This article develops the concept of decision context to refer to the combinations of factors that are important in understanding and predicting termination decisions after a prenatal diagnosis of trisomy 21. Four factors are examined: maternal age, gestational age, prior voluntary abortion, and existing children. The cases were studied at the Wayne State University's Reproductive Genetics Clinic. Qualitative comparative analysis, a technique specifically designed for examining the impact of combinations of factors, is used to isolate influential decision contexts. Odds and odds ratios are used to pinpoint outcome differences among different decision contexts.

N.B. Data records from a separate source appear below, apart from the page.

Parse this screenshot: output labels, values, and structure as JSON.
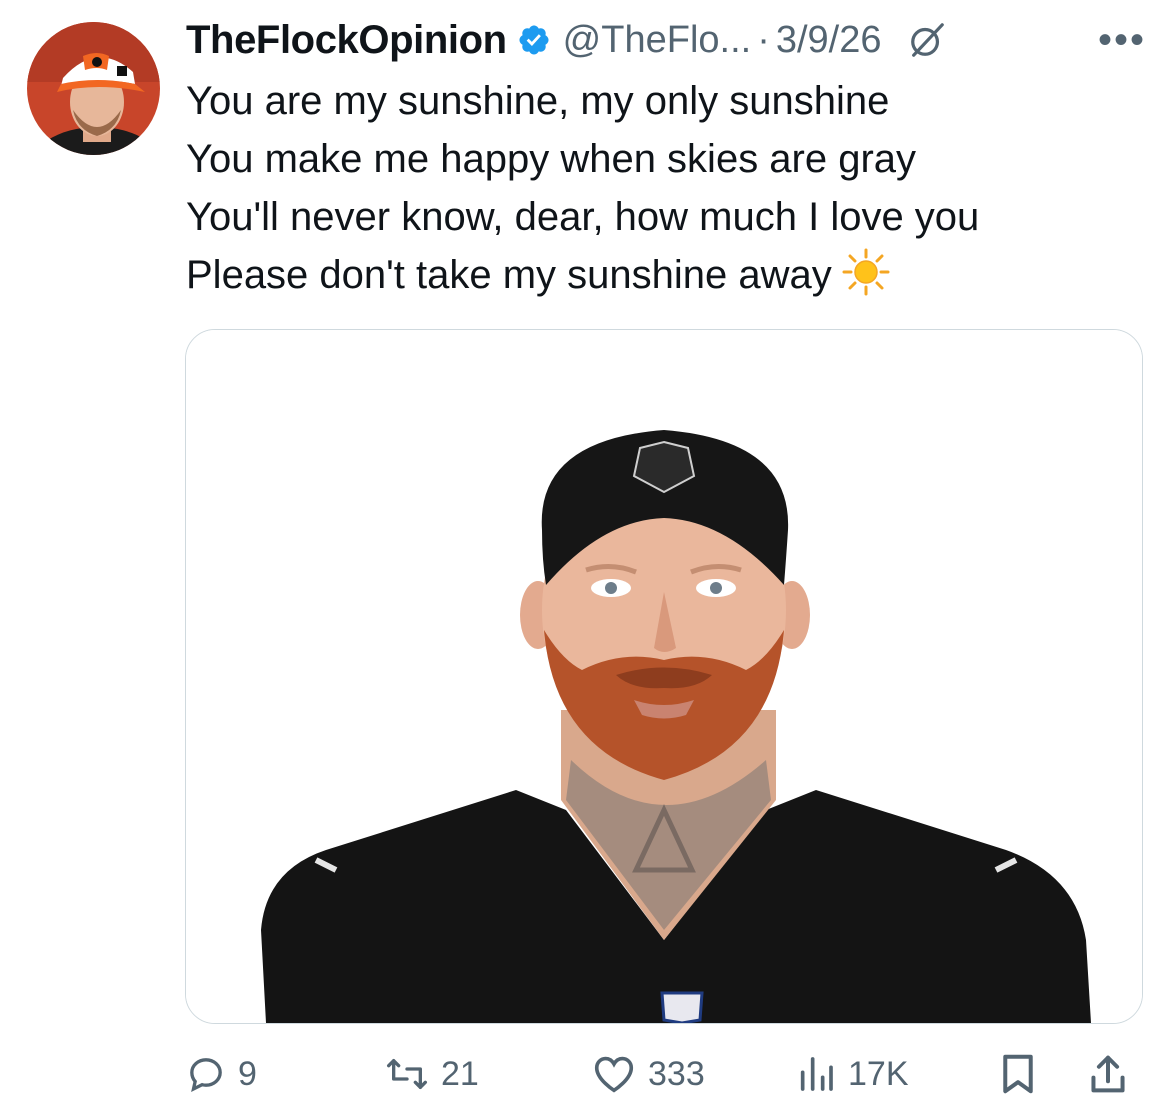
{
  "tweet": {
    "display_name": "TheFlockOpinion",
    "handle": "@TheFlo...",
    "separator": "·",
    "date": "3/9/26",
    "more": "•••",
    "text_lines": [
      "You are my sunshine, my only sunshine",
      "You make me happy when skies are gray",
      "You'll never know, dear, how much I love you",
      "Please don't take my sunshine away"
    ],
    "emoji": "sun-emoji"
  },
  "media": {
    "subject": "player-headshot",
    "jersey_color": "#111111",
    "beard_color": "#b5532a"
  },
  "actions": {
    "replies": "9",
    "reposts": "21",
    "likes": "333",
    "views": "17K"
  },
  "colors": {
    "text": "#0f1419",
    "secondary": "#536471",
    "verified": "#1d9bf0",
    "border": "#cfd9de"
  },
  "icons": [
    "verified-badge-icon",
    "grok-icon",
    "more-icon",
    "reply-icon",
    "repost-icon",
    "like-icon",
    "views-icon",
    "bookmark-icon",
    "share-icon"
  ]
}
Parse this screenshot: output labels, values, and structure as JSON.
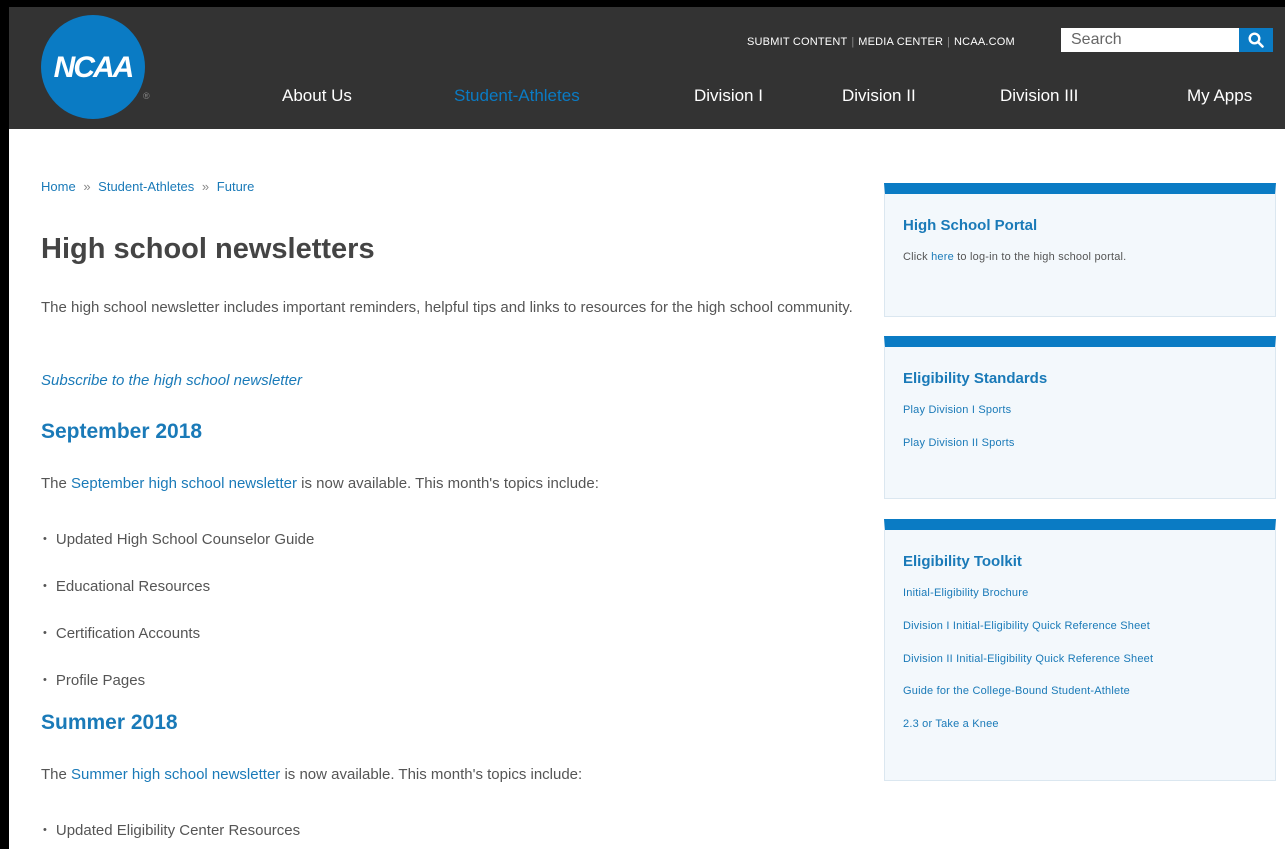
{
  "header": {
    "logo_text": "NCAA",
    "logo_registered": "®",
    "utility_links": [
      "SUBMIT CONTENT",
      "MEDIA CENTER",
      "NCAA.COM"
    ],
    "search_placeholder": "Search",
    "nav": [
      {
        "label": "About Us",
        "active": false
      },
      {
        "label": "Student-Athletes",
        "active": true
      },
      {
        "label": "Division I",
        "active": false
      },
      {
        "label": "Division II",
        "active": false
      },
      {
        "label": "Division III",
        "active": false
      },
      {
        "label": "My Apps",
        "active": false
      }
    ]
  },
  "breadcrumb": [
    "Home",
    "Student-Athletes",
    "Future"
  ],
  "breadcrumb_separator": "»",
  "page_title": "High school newsletters",
  "intro": "The high school newsletter includes important reminders, helpful tips and links to resources for the high school community.",
  "subscribe_link": "Subscribe to the high school newsletter",
  "sections": [
    {
      "heading": "September 2018",
      "text_prefix": "The ",
      "link": "September high school newsletter",
      "text_suffix": " is now available. This month's topics include:",
      "bullets": [
        "Updated High School Counselor Guide",
        "Educational Resources",
        "Certification Accounts",
        "Profile Pages"
      ]
    },
    {
      "heading": "Summer 2018",
      "text_prefix": "The ",
      "link": "Summer high school newsletter",
      "text_suffix": " is now available. This month's topics include:",
      "bullets": [
        "Updated Eligibility Center Resources"
      ]
    }
  ],
  "sidebar": {
    "high_school_portal": {
      "title": "High School Portal",
      "text_prefix": "Click ",
      "link": "here",
      "text_suffix": " to log-in to the high school portal."
    },
    "eligibility_standards": {
      "title": "Eligibility Standards",
      "links": [
        "Play Division I Sports",
        "Play Division II Sports"
      ]
    },
    "eligibility_toolkit": {
      "title": "Eligibility Toolkit",
      "links": [
        "Initial-Eligibility Brochure",
        "Division I Initial-Eligibility Quick Reference Sheet",
        "Division II Initial-Eligibility Quick Reference Sheet",
        "Guide for the College-Bound Student-Athlete",
        "2.3 or Take a Knee"
      ]
    }
  },
  "colors": {
    "header_bg": "#333333",
    "brand_blue": "#0a7bc4",
    "link_blue": "#1a7ab8",
    "body_text": "#555555"
  }
}
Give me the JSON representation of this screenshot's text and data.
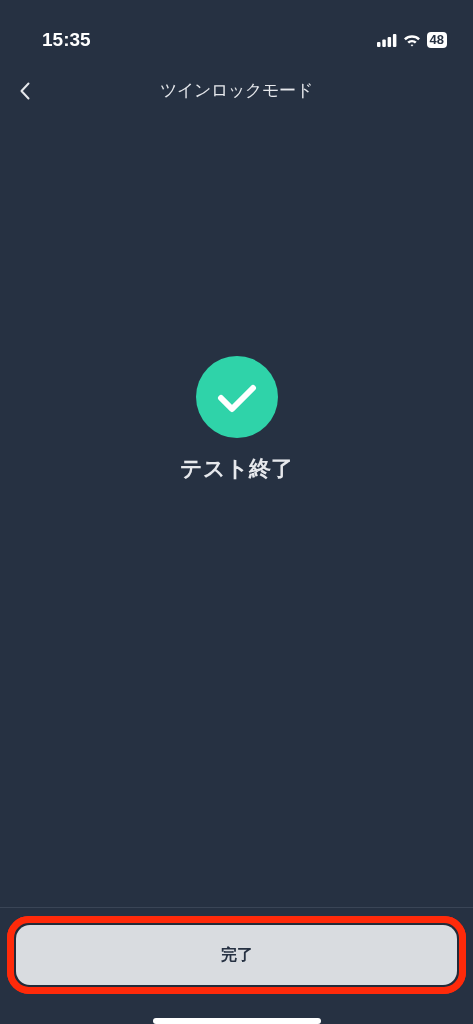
{
  "status_bar": {
    "time": "15:35",
    "battery": "48"
  },
  "nav": {
    "title": "ツインロックモード"
  },
  "result": {
    "message": "テスト終了"
  },
  "footer": {
    "button": {
      "label": "完了",
      "highlighted": true
    }
  }
}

Four alternative decision contexts are especially conducive to choosing to terminate a pregnancy. Two of these involve women of any age and are formed from combinations of gestational age and existing children (existing children and low gestational age, and no children combined with late gestational age). Older women who have not had an abortion and who discover the trisomy 21 anomaly early are likely to choose termination. Younger women who have had an abortion are also likely to choose termination. Our data suggest there are added layers of complexity to patients' decisions that derive from combinations of conditions. An additional, strong implication is that qualitative comparative analysis may be particularly useful in understanding such complexity.
Copyright 2000 Wiley-Liss, Inc.